═════ SUPPLIED INFORMATION

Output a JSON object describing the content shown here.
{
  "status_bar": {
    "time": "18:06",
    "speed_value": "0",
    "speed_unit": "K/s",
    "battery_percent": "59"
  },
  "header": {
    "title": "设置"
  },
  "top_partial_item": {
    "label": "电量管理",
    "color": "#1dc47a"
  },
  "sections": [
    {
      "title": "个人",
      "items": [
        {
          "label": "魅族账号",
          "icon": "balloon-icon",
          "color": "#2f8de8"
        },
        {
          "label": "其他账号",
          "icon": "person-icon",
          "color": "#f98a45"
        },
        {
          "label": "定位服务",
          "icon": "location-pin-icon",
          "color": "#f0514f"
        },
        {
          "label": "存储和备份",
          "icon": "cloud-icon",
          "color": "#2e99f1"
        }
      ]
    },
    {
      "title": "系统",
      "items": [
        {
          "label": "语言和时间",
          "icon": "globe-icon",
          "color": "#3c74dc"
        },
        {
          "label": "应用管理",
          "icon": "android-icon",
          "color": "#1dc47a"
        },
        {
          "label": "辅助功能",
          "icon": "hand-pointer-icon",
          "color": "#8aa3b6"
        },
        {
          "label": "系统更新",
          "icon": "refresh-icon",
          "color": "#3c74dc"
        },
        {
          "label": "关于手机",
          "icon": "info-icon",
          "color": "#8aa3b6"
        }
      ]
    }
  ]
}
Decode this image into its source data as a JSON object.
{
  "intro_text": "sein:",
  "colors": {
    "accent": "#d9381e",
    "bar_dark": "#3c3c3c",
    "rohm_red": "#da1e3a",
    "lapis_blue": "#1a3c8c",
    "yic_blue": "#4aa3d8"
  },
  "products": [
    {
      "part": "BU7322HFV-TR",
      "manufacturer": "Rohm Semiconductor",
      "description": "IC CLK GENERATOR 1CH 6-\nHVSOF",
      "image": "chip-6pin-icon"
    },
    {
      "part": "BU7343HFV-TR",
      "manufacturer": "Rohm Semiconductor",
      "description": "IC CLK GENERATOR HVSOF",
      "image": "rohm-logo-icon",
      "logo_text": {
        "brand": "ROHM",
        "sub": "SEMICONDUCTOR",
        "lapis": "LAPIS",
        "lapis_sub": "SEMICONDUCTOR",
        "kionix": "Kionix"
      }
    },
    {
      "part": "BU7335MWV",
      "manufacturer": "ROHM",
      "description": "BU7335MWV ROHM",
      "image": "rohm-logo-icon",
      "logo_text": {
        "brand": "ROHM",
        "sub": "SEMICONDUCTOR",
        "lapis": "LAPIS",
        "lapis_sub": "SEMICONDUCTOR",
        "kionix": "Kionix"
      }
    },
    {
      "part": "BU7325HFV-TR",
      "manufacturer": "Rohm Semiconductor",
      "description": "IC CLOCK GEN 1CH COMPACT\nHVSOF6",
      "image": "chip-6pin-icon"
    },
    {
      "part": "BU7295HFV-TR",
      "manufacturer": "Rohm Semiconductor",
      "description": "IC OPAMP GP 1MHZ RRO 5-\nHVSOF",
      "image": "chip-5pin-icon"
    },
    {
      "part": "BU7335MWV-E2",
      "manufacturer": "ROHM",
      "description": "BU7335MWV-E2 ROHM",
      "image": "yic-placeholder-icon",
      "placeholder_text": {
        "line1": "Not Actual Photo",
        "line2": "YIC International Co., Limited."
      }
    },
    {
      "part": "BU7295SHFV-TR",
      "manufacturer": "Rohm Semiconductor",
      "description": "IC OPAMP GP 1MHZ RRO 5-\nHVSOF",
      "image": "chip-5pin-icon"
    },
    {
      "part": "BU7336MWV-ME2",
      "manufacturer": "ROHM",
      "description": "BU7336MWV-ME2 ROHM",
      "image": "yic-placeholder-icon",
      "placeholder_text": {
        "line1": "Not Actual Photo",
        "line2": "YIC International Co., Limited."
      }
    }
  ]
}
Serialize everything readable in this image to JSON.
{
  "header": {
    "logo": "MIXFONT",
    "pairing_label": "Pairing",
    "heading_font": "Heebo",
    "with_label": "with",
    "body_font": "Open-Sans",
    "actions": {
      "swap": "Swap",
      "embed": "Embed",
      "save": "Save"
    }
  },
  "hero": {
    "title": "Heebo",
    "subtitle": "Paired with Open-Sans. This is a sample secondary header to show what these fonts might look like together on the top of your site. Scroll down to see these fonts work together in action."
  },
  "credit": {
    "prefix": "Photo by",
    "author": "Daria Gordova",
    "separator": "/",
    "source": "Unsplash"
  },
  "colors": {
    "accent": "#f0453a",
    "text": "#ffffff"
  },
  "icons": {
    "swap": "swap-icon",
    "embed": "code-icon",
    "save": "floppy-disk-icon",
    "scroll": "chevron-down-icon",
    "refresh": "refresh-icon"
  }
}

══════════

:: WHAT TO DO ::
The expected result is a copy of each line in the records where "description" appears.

:: WRITTEN SOLUTION ::
      "description": "IC CLK GENERATOR 1CH 6-\nHVSOF",
      "description": "IC CLK GENERATOR HVSOF",
      "description": "BU7335MWV ROHM",
      "description": "IC CLOCK GEN 1CH COMPACT\nHVSOF6",
      "description": "IC OPAMP GP 1MHZ RRO 5-\nHVSOF",
      "description": "BU7335MWV-E2 ROHM",
      "description": "IC OPAMP GP 1MHZ RRO 5-\nHVSOF",
      "description": "BU7336MWV-ME2 ROHM",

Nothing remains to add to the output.